Another issue about which I have increased concern is the extraordinary influence that our military establishment has on the formulation of national policy. This is not a new development, but the disproportionate influence of the armed services within our society has been growing. I have considerable respect for our U.S. military establishment, particularly its culture of reward based on performance. In general, men and women enter the service on an equal basis and advance in rank on merit. It is a huge proving ground based on dedication, integrity, courage, intelligence, and hard work. But even in peacetime, the service employs huge resources; currently the military budget exceeds $500 billion, not including expenditures for Afghanistan and Iraq. I believe that the armed services can assume budgetary reductions without the deterioration of its military efficiency. [See “The New Mandate on Defense,” Issue #27.] Of even greater significance is the influence that the military high command has on national policy.
Most disquieting of all is that neither political party has a growth agenda. With much help from other concerned citizens, along with elected and appointed officials, I have spent at least 20 years developing a job-creation program based on infrastructure investment that is urgently needed by our country. And while every political authority I meet understands the need to tackle our infrastructure deficit and put people back to work in the process, and despite this being the only project of scale that can put seven to ten million people to work in the near term, neither party has summoned the will to authorize the creation of an infrastructure bank along the lines of the BUILD Act proposed by then-Senator John Kerry.
Last year, Paul Krugman wrote in The New York Times, “Inveighing against the risks of government borrowing, by undercutting political support for public investment and job creation, has done far more to cheat our children than deficits ever did….Our sin involves investing too little, not borrowing too much.”
Indeed, the real sin is the lack of political will to dispense with “politics as usual” and respond to the demands of the American citizenry for real leadership and real fixes for what’s broken in our country.

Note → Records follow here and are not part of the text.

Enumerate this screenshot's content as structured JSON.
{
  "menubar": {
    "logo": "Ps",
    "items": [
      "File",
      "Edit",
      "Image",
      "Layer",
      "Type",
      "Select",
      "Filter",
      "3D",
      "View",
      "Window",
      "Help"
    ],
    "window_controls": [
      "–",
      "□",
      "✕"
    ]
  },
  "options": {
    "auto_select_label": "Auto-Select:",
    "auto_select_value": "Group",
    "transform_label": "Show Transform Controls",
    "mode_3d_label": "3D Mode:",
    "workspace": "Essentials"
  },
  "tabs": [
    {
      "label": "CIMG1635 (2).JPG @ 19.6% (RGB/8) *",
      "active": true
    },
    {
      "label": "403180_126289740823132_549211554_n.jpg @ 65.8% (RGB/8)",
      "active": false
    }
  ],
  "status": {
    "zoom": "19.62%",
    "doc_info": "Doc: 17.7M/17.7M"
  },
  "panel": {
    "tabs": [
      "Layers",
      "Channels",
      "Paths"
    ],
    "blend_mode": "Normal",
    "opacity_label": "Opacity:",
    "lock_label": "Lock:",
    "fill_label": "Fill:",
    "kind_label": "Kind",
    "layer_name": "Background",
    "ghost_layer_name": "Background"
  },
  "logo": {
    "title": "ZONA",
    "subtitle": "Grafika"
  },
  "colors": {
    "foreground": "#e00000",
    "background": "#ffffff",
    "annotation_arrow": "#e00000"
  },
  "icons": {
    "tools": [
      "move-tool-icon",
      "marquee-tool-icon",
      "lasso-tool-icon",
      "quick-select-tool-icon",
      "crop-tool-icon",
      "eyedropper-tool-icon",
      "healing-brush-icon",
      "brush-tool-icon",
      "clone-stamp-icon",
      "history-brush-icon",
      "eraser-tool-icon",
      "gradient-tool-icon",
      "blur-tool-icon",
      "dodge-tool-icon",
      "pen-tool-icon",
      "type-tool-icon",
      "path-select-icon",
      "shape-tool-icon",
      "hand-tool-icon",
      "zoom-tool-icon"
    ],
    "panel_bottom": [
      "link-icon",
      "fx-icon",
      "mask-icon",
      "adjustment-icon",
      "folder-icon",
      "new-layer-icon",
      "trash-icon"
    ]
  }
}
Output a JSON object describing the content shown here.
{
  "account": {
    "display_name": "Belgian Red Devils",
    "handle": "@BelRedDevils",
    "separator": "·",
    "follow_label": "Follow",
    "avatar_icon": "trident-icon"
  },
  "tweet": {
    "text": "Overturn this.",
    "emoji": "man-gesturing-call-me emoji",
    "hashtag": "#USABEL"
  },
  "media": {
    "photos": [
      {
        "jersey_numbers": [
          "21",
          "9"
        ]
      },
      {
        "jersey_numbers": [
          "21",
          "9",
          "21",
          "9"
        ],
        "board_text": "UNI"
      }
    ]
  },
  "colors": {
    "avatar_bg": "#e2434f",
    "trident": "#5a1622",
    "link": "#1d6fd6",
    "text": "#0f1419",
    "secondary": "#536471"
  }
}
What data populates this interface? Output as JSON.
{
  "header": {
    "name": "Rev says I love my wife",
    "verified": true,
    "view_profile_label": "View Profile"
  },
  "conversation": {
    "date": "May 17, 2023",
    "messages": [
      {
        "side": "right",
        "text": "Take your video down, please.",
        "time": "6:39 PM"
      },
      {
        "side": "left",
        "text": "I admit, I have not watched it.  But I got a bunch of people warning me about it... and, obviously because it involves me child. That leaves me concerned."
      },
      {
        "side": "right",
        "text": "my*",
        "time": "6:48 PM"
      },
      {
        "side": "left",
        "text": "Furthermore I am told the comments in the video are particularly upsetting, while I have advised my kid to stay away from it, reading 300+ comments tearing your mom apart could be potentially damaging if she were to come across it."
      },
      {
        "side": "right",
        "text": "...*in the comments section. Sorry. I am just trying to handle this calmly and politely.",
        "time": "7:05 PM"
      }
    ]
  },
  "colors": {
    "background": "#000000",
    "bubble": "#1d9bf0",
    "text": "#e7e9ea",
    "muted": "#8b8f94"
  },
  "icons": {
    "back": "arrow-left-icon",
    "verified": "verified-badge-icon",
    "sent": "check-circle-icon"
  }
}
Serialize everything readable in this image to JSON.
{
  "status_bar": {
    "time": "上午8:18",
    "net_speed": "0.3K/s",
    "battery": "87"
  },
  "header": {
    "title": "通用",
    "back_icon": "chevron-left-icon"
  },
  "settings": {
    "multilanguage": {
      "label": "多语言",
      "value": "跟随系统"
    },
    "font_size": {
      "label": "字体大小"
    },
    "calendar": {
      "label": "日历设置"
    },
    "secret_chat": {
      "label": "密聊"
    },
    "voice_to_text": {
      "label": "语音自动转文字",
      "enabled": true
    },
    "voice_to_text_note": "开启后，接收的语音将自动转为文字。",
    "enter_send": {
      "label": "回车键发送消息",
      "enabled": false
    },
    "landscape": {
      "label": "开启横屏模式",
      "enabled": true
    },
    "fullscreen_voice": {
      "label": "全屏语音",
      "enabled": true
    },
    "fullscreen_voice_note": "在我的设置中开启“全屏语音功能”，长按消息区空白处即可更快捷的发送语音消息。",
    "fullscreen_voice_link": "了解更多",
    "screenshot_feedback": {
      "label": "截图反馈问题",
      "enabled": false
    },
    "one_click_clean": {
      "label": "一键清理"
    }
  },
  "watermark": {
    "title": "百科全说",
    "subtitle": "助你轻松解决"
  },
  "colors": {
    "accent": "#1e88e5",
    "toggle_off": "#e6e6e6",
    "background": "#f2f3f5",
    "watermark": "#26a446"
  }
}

I have been lucky to be engaged in life, to have prospered, and to have obtained the economic security that allows me to pay back. The level of personal growth I attained is a reflection of our country’s bountiful system and the contributions of so many mentors, friends, partners, and colleagues along the way. I hope that we all accept the challenge of ensuring that these benefits are preserved for our children and grandchildren.